In 2007, the complex received a National Honor Award for Design from the American Institute of Architects for its innovative and sustainable design and aesthetic excellence. In the same year, at the annual UC/CSU/CC Sustainability Conference, the complex received a Best Overall Sustainable Design Award from the Higher Education Energy Efficiency Partnership program.
Construction Cost: $27 million
Completion Date: August 2005
Awards: LEED-NC Gold; 2007 Honor Award for Architecture: American Institute of Architects
2007 UC/ CSU/CC Sustainability Conference Best Practice Award for Best Overall Sustainable Design
Campus Architect: Jim Smith
Hallmark Project Manager: Mark McIntire
Campus LEED Coordinators: Cynthia Hughes and Mark Maxwell
Architect & Engineers: Skidmore Owings & Merrill, LLP; ARUP
Contractor: Swinerton Builders Inc.
LEED Consultant: Lynn Simon & Associates
American Institute of Architects, National: Honor Award, Excellence in Architecture (2006)

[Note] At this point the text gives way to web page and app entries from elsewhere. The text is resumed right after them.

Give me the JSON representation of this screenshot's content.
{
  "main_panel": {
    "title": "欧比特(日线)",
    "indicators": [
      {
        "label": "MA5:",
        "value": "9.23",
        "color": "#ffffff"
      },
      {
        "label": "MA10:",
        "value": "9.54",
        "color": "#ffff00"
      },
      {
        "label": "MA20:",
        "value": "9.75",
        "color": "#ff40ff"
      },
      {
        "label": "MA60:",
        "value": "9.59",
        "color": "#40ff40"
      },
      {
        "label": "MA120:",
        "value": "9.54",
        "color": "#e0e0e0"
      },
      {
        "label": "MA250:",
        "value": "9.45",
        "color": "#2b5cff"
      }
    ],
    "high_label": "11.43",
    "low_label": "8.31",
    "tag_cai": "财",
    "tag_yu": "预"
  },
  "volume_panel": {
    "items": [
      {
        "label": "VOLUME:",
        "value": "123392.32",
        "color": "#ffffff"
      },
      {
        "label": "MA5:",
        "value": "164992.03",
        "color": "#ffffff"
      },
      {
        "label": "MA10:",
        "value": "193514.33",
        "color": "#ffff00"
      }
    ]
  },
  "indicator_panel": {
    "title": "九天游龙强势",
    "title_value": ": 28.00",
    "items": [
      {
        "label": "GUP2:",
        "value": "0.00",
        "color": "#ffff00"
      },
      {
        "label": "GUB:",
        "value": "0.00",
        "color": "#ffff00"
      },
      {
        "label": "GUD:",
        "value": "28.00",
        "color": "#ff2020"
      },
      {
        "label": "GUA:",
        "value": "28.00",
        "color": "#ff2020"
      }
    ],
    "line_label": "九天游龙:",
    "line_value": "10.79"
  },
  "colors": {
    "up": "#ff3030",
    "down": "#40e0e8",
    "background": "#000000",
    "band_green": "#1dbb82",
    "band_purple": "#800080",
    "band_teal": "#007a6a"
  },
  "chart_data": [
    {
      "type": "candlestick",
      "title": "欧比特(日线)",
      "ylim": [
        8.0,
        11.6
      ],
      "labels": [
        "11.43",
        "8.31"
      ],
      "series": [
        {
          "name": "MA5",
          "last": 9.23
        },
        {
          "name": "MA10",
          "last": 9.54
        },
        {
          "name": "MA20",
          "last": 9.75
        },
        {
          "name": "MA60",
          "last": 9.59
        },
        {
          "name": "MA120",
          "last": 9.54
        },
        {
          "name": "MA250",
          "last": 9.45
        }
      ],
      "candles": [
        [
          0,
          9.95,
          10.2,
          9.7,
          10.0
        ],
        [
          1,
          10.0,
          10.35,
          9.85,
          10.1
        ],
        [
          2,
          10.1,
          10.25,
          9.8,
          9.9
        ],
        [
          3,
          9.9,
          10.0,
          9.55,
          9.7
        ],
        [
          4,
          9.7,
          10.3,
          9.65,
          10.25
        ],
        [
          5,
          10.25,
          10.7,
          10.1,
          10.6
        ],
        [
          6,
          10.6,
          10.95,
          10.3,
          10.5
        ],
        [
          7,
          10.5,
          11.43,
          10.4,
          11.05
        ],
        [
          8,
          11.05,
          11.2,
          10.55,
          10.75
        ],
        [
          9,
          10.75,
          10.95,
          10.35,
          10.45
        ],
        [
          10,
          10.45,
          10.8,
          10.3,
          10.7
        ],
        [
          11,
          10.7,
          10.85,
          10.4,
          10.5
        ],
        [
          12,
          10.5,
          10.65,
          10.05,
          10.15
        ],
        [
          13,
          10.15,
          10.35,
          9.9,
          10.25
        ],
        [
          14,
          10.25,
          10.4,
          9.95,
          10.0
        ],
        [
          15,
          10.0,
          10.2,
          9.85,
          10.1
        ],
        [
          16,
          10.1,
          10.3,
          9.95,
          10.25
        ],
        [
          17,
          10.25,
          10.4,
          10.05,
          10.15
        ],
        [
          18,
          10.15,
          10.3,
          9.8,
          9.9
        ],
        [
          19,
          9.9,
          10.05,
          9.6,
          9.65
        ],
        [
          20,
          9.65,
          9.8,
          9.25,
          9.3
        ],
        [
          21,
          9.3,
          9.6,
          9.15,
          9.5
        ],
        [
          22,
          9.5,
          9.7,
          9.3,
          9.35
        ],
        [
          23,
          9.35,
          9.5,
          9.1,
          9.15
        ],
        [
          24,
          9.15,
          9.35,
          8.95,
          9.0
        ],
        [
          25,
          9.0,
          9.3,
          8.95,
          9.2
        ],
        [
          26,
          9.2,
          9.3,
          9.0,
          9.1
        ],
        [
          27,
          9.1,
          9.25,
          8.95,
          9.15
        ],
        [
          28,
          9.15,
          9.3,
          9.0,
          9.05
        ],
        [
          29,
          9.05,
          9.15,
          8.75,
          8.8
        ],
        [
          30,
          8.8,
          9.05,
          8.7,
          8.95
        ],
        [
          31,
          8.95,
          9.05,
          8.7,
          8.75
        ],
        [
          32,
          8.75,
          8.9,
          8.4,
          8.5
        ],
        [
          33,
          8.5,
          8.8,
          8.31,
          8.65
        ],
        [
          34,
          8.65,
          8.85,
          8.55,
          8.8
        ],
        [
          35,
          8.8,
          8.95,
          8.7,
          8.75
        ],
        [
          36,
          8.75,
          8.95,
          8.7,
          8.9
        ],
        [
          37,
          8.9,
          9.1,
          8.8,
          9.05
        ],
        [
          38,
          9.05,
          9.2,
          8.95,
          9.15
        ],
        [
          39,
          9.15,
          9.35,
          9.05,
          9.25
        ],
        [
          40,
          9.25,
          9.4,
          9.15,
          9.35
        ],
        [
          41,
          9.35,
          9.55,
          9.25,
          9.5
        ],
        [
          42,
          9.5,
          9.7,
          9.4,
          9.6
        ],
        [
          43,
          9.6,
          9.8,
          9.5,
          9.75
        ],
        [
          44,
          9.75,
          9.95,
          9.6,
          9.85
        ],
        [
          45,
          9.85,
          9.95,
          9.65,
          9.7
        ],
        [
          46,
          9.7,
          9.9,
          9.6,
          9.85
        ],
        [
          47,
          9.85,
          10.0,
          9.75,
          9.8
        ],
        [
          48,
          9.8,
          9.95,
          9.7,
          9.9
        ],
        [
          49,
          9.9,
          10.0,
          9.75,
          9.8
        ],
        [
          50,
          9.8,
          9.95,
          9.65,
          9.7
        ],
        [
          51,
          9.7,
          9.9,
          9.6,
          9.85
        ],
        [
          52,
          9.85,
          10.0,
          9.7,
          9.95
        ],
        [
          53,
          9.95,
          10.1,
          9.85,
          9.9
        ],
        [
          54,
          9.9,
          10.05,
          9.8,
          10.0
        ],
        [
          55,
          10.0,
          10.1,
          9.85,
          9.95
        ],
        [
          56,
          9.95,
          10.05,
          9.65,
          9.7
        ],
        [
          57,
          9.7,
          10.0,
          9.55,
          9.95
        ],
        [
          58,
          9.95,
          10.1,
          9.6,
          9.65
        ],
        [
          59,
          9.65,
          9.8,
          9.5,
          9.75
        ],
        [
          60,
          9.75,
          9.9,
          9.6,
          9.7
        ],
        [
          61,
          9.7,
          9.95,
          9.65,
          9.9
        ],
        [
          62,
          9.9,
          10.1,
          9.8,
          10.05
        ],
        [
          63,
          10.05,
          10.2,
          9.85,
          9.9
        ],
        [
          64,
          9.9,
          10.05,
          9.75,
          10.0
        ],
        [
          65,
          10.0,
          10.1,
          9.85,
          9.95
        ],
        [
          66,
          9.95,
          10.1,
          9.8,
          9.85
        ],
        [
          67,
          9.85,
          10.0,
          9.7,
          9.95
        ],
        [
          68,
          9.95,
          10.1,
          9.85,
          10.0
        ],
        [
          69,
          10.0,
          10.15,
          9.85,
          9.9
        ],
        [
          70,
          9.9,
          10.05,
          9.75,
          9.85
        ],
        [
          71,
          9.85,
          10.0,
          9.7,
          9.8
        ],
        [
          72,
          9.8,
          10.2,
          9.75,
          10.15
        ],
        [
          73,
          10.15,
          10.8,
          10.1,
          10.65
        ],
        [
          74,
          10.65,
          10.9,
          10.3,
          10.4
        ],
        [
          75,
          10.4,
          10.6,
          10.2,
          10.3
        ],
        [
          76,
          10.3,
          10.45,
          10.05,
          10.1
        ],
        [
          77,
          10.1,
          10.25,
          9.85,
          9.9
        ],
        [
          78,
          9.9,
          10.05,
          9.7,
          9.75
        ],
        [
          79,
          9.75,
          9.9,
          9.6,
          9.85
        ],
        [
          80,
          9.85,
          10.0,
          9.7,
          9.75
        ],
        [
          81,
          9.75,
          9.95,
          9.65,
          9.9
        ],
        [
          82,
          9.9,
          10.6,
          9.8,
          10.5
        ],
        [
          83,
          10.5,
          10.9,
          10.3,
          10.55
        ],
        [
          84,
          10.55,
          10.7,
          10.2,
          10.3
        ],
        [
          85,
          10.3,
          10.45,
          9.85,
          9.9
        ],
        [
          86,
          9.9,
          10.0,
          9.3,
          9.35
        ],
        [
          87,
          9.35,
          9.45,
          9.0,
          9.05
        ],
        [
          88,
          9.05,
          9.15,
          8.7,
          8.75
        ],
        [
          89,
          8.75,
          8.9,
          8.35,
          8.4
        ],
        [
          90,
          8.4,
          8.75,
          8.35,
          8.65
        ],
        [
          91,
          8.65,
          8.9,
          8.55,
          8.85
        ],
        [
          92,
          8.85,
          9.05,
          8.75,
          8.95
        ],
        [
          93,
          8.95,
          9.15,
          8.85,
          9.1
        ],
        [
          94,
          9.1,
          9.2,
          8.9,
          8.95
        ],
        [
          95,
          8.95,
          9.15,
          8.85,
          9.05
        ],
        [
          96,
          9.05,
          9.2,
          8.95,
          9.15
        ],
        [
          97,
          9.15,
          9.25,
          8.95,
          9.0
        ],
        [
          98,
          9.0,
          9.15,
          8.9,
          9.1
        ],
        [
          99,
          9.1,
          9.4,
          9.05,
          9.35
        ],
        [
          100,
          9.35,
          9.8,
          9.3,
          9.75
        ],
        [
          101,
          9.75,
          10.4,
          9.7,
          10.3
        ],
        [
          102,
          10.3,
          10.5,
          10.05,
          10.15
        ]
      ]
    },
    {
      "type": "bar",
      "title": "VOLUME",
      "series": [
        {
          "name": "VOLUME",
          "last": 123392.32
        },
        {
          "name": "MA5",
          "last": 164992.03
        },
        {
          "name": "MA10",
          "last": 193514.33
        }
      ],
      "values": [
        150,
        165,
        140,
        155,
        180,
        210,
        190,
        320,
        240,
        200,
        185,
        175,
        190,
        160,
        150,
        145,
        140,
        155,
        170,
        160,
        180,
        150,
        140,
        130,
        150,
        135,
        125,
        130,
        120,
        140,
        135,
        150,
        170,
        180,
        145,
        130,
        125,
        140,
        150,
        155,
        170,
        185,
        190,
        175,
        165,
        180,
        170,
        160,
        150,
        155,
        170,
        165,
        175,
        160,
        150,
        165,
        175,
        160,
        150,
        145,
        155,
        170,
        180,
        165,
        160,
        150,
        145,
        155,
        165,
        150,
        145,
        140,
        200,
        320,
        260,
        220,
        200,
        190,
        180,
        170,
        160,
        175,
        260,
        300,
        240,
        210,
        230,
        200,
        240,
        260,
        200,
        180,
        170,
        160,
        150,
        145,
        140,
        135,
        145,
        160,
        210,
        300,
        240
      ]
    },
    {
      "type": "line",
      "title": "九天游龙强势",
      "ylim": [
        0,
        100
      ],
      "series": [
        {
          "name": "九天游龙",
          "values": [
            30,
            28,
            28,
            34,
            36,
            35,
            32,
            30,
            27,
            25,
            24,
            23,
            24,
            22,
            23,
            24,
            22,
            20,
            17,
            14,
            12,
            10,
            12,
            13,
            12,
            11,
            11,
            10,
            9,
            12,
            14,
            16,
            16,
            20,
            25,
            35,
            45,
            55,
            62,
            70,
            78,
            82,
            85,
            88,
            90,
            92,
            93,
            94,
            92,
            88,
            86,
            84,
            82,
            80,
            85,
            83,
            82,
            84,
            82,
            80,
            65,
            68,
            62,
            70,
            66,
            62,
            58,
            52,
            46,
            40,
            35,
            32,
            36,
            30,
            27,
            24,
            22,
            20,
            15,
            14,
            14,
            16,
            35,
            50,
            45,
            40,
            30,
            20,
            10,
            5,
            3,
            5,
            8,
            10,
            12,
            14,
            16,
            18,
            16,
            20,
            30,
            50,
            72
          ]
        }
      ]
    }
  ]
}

American Institute of Architects, California Council: Honor Award, Excellence in Architecture (2006)
American Institute of Architects, San Francisco Chapter: Honor Award, Excellence in Architecture (2006)
American Institute of Architects, Sierra Valley: Design Award, Excellence in Architecture (2011)
The Chicago Athenaeum Museum of Architecture and Design: Honor Award (2007)
Structural Engineers Association of Northern California: Award of Merit, Sustainable Design (2007)
Sustainable Buildings Industry Council: Beyond Green High Performance Building Award (2007)
The Chicago Athenaeum Museum of Architecture and Design: Green Good Design Award (2009)
UC/CSU/CCC Sustainability Best Practices Award: Overall Sustainable Design (2007)
Light, reflective “cool roofs” reduce heat gain inside the buildings and reduce the “heat island effect” outside by reflecting rather than concentrating and collecting unwanted heat.
Insulating, low-e glass plank glazing reduces heat gain inside the buildings while providing excellent daylighting to reduce electricity usage for artificial lighting.
Perforated stainless steel screens shade building walls and glass to reduce solar heat gain while providing daylight.
Sophisticated lighting controls automatically dim interior lights according to the amount of daylight available.
Water consumption is 36 percent less than comparable facilities through the use of waterless urinals and low-flow showerheads and faucets.
Building materials contain 21 percent overall recycled content, earning an extra LEED point for exemplary performance.
59 percent of all wood in the building or used in its construction comes from sources certified as responsibly-managed forests.
78 percent of waste from construction was diverted from landfills to be recycled: wood waste was chipped and reused for other products, was composted or burned as energy-generating biomass; concrete waste was used locally as road base and metal recycled.